The future of the Saudi-led invasion of Yemen was already in doubt in recent months, with advances having gone poorly, and less and less territory trading hands. Fighting over the past week in South Yemen’s capital of Aden has made it far less certain.
The Saudi-backed Hadi government not only saw a change of fortune in its de facto capital, but was downright routed early in the week, in a matter of days, by United Arab Emirates-backed secessionist forces.
The Saudis have tried to calm the situation, entreating the secessionists to back Hadi. The fighting has stopped for now, but the situation is still uncertain, and that leaves the chances of the Saudis pushing Hadi forces into further offensives anytime soon quite unlikely.
The secessionists, after all, just want to establish South Yemen as an independent nation, with Aden its capital.
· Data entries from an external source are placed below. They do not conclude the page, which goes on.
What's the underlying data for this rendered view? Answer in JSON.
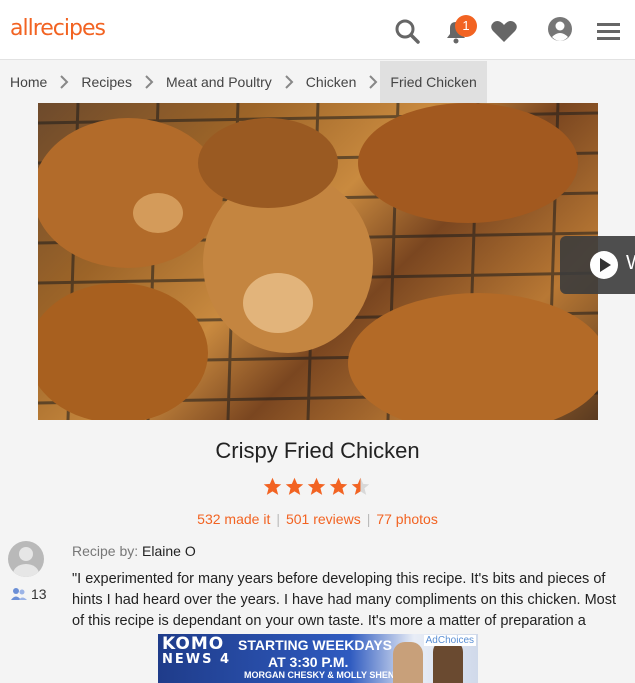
{
  "header": {
    "logo": "allrecipes",
    "notification_count": "1",
    "brand_color": "#f26322",
    "icons": [
      "search-icon",
      "bell-icon",
      "heart-icon",
      "profile-icon",
      "menu-icon"
    ]
  },
  "breadcrumb": [
    "Home",
    "Recipes",
    "Meat and Poultry",
    "Chicken",
    "Fried Chicken"
  ],
  "video": {
    "label": "W"
  },
  "recipe": {
    "title": "Crispy Fried Chicken",
    "rating": 4.5,
    "made_it": "532 made it",
    "reviews": "501 reviews",
    "photos": "77 photos"
  },
  "author": {
    "label": "Recipe by:",
    "name": "Elaine O",
    "followers": "13"
  },
  "description": "\"I experimented for many years before developing this recipe. It's bits and pieces of hints I had heard over the years. I have had many compliments on this chicken. Most of this recipe is dependant on your own taste. It's more a matter of preparation a",
  "ad": {
    "brand_top": "KOMO",
    "brand_bottom": "NEWS 4",
    "line1": "STARTING WEEKDAYS",
    "line2": "AT 3:30 P.M.",
    "line3": "MORGAN CHESKY & MOLLY SHEN",
    "adchoices": "AdChoices"
  }
}
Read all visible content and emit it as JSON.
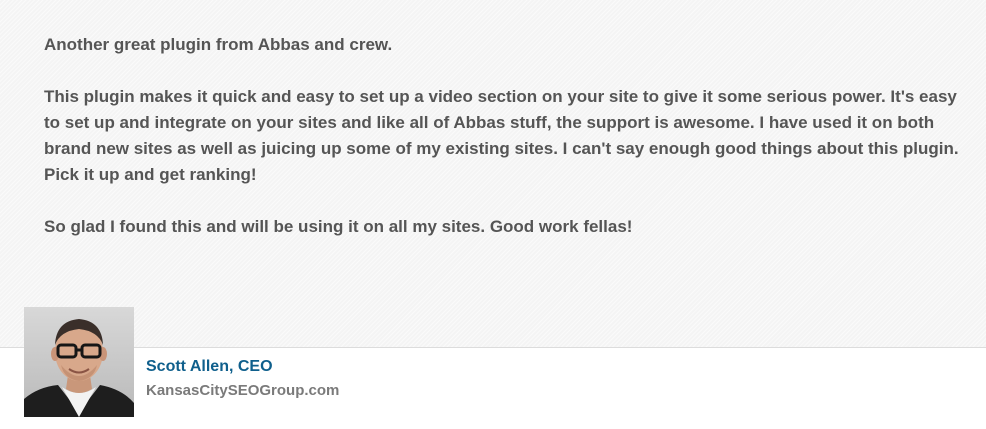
{
  "testimonial": {
    "paragraphs": [
      "Another great plugin from Abbas and crew.",
      "This plugin makes it quick and easy to set up a video section on your site to give it some serious power. It's easy to set up and integrate on your sites and like all of Abbas stuff, the support is awesome. I have used it on both brand new sites as well as juicing up some of my existing sites. I can't say enough good things about this plugin. Pick it up and get ranking!",
      "So glad I found this and will be using it on all my sites. Good work fellas!"
    ],
    "author": {
      "name": "Scott Allen, CEO",
      "site": "KansasCitySEOGroup.com",
      "avatar_icon": "person-photo-avatar"
    }
  },
  "colors": {
    "quote_background": "#f4f4f4",
    "quote_text": "#555555",
    "author_name": "#0f5f8c",
    "author_site": "#7a7a7a"
  }
}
That territory has already been “liberated” by the Saudi invasion, and they may want to avoid a violent Saudi crackdown on themselves, but probably aren’t on board for committing their forces to fighting for North Yemen.
Last 5 posts by Jason Ditz
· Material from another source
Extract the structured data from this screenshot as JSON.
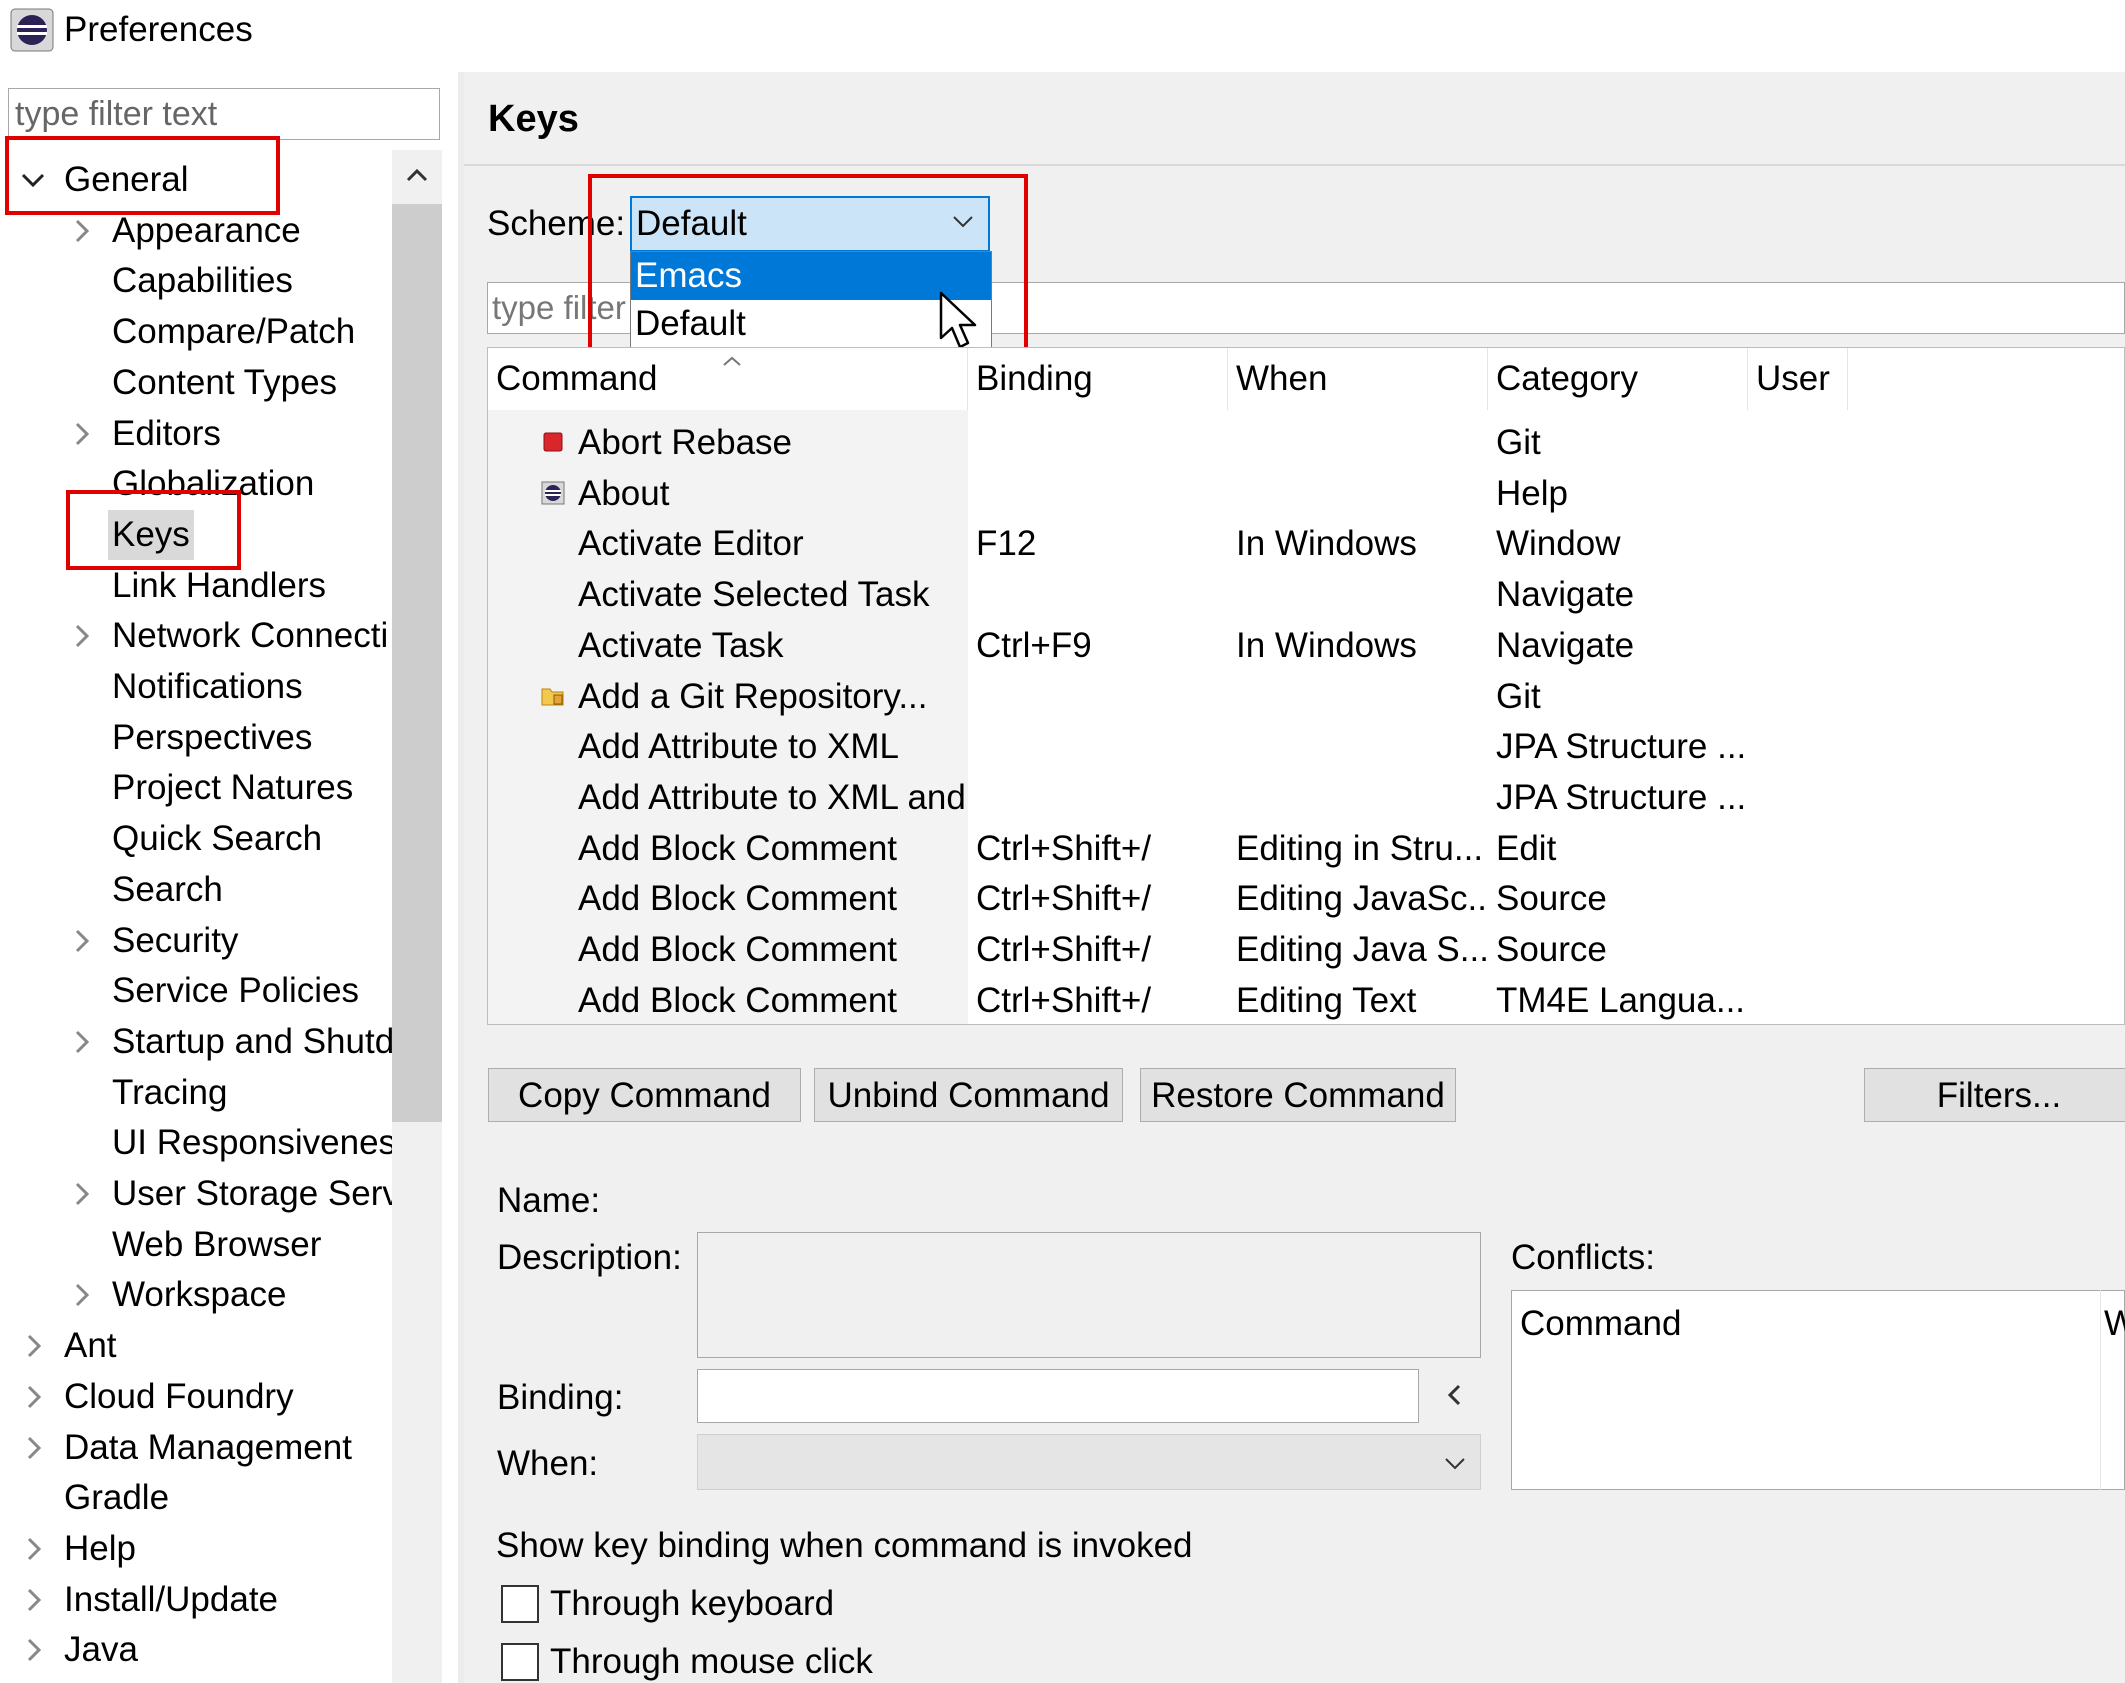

- Palestinians Slam Planned US Embassy Move to Jerusalem - February 23rd, 2018
- White House Orders Military Parade for Veterans Day - February 23rd, 2018
- Turkish Army Attacks Afrin Convoy, Kurds Say It Was Full of Aid - February 23rd, 2018
- Nigeria Sends More Troops to Look for Missing Girls - February 23rd, 2018
- Trump Vows 'Largest Ever' North Korea Sanctions, Threatens Ominous 'Phase Two' - February 23rd, 2018